New York-based Japanese ceramic artist Hideminy recently held a solo exhibition in the tea ceremony room at Globus Washitsu, a tatami mat complex near Union Square. The “Wholehearted Tea Party” displayed all of the essentials one needs to enjoy a cup of tea, including realistic, clay versions of Japanese sweets.
During the exhibit, New York-based Japanese tea ceremony master Souheki Mori of Tea-Whisk conducted four separate tea ceremonies for visitors, who also enjoyed the special handmade Japanese sweets created by Miyuki Hyodo, a Japanese confectioner.
I absolutely love the puppy dog cookie jars and the sachets filled with ceramic macaroons. The macaroons look good enough to eat! Hidemi recommends putting essential oils on the macaroons and store the sachets in your dresser drawers.
A native of Tokyo, Hidemi began her career as a fashion designer and found ceramics purely by accident. While taking a walk through Union Square, she noticed a pottery studio. “I walked upstairs and sat down at the wheel for the first time in my life,” says Hidemi. She was instantly hooked. She had no formal training, but Hidemi’s self-taught artistry reflects the work of a dedicated professional. She can’t say how long it takes to create her pieces, but ” . . . Sometimes I’ll look around my room and realize I’ve been sitting there for 18 hours – no food, no break – and my room is filled with my work,” Hidemi says.
She spent ten years searching for, designing, and perfecting her signature lace that adorns the majority of her tea cups, bowls, and flower vases. The items she creates mirror her Japanese heritage; you can see the aesthetic beauty and attention to detail in each piece. Her incense holders and accessors take the form of cherry blossoms, plums, chrysanthemums, and pine trees.
Lately Hidemi has been experimenting with metallic colors to go along with her use of pastels, and her bowls are taking different shapes, sometimes unintentionally.
“I make many, many mistakes,” laughs Hidemi, adding that when she makes ten bowls, she’ll throw away eight or nine. “But after the mistakes, I learn more because making mistakes helps me with my designs.”

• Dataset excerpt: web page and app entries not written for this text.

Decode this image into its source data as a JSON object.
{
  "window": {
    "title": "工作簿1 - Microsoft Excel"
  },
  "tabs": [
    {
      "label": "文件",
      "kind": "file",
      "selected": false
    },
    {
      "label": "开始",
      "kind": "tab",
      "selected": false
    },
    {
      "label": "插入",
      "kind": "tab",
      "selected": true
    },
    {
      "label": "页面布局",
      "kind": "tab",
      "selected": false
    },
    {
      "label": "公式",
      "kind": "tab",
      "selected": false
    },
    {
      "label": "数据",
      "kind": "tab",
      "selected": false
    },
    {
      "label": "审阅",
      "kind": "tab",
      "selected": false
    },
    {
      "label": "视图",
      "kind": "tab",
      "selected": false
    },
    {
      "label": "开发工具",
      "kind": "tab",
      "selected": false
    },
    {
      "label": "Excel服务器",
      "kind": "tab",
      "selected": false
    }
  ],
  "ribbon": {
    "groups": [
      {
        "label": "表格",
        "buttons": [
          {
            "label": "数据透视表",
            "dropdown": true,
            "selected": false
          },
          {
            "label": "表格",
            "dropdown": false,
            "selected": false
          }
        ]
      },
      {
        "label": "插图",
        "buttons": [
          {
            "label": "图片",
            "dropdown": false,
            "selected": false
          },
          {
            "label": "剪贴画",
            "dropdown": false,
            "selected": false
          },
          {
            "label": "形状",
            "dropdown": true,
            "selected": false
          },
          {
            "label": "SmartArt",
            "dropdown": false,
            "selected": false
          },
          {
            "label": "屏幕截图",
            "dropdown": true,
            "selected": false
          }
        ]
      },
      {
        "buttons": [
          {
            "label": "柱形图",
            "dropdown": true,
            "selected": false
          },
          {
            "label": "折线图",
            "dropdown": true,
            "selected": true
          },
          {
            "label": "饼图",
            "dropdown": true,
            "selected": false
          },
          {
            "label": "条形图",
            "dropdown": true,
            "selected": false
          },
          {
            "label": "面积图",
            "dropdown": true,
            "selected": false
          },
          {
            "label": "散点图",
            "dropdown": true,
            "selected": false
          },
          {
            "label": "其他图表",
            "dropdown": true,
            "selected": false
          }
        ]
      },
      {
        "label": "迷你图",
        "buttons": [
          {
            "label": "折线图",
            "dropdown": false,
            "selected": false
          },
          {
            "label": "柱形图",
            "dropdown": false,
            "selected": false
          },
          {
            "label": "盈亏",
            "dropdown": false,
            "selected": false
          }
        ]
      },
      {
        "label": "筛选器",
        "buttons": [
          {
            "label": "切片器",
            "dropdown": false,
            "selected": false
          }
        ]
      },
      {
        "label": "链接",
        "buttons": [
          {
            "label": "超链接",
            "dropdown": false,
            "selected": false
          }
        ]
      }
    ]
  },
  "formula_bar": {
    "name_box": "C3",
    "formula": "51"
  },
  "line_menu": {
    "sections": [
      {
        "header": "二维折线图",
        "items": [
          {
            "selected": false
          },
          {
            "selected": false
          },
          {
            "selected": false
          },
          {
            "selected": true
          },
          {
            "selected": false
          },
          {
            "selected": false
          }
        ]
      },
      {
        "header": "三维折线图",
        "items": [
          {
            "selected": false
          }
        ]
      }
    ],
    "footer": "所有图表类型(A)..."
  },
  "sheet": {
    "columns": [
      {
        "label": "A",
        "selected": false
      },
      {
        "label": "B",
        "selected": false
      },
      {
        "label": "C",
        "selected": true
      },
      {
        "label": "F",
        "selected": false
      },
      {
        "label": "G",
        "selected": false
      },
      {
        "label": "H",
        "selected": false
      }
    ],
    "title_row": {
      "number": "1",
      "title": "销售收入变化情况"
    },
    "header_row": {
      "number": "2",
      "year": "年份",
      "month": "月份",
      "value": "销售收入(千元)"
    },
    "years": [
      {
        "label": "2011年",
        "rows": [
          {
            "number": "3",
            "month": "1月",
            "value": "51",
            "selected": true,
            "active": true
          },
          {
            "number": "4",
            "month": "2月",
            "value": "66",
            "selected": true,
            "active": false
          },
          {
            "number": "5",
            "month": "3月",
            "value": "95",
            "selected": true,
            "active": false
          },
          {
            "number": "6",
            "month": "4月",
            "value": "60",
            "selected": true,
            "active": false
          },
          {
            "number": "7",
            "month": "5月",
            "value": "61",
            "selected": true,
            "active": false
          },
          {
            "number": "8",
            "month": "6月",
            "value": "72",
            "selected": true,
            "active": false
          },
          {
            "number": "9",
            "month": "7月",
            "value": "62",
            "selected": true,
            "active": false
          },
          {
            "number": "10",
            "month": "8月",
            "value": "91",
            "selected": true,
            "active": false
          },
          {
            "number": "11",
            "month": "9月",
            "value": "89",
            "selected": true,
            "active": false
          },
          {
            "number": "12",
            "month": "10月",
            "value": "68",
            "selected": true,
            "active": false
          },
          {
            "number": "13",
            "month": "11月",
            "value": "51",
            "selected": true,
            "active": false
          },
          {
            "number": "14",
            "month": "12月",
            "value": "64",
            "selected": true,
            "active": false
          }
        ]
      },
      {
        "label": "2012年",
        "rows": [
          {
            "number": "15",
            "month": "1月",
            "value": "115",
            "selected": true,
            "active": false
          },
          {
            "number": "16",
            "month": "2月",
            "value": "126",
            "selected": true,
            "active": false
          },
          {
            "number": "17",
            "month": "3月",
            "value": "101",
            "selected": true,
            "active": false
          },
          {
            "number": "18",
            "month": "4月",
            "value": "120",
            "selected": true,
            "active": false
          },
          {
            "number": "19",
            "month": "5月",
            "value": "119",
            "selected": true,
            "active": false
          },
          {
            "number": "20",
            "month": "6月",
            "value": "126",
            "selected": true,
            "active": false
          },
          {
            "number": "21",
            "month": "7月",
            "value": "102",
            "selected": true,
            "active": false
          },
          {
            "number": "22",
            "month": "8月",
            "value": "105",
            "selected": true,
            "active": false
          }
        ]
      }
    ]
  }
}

Hidemi’s designs express her inner beauty and joy , and she hopes people will react to her ceramics “as if it were a beautiful flower.”